Transforaminal lumbar interbody fusion (TLIF) is a procedure that fuses the anterior and posterior columns of the spine through a posterior approach. A bone graft and interbody spacer stabilize the anterior portion while the posterior is locked in place with pedicle screws, rods and bone graft.

Spinal fusion (such as a TLIF) is a surgical technique to stabilize the spinal vertebra and the disc or shock absorber between the vertebra. Lumbar fusion surgery is designed to create solid bone between the adjoining vertebra, eliminating any movement between the bones. The goal of the surgery is to reduce pain and nerve irritation.

TLIF is an operation where the lumbar spine is approached from the side through an incision in the back. A portion of bone and disc are removed from the spine and replaced with an implant that is inserted into the disc space. Titanium or stainless steel screws and rods are inserted into the spine to ensure the stability of the entire construct.

Patients who are suffering from back and/or leg pain are potential candidates for the TLIF procedure. The causes of the pain may range from a natural degeneration of the disc space to some type of traumatic event.



The operation is performed with the patient lying on his or her stomach. An incision is made in the patient’s back to allow the surgeon access to the spine. The surgeon separates the muscle and tissue to be able to have a clear view of the spine. Once the spine is in view, the surgeon will remove a portion of bone from the appropriate areas of the spine to allow the surgeon to access the disc space. The surgeon will remove the disc material to allow the surgeon the insertion of an implant into the disc space. The surgeon will also insert titanium or stainless steel implants into the spine. The implant and the screws will help to restore the spine back to its normal anatomic condition.
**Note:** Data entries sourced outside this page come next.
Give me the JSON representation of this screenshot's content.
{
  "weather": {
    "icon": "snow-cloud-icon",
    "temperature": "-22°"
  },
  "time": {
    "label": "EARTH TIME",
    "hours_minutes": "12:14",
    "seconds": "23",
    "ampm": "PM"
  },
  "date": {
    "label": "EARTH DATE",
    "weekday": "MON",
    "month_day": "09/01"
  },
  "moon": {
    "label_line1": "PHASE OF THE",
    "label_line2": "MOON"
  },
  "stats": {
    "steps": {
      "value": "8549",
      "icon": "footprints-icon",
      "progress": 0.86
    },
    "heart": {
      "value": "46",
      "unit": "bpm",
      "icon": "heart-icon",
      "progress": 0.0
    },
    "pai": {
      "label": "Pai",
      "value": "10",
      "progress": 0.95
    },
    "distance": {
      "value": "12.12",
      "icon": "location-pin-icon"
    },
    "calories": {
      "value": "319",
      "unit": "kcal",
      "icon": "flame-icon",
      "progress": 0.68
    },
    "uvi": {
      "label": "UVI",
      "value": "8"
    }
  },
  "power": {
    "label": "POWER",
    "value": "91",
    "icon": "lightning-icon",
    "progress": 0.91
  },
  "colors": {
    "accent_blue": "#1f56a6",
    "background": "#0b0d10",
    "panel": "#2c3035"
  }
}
After the surgery, the patient will normally stay in the hospital between 3-5 days. The specific time of stay in the hospital will depend on the patient and the surgeon’s specific post-operative surgical plan. The patient will normally be up and walking in the hospital by the end of the first day after the surgery. Your surgeon will have a specific post-operative recovery / exercise plan to help you return to normal life as soon as possible.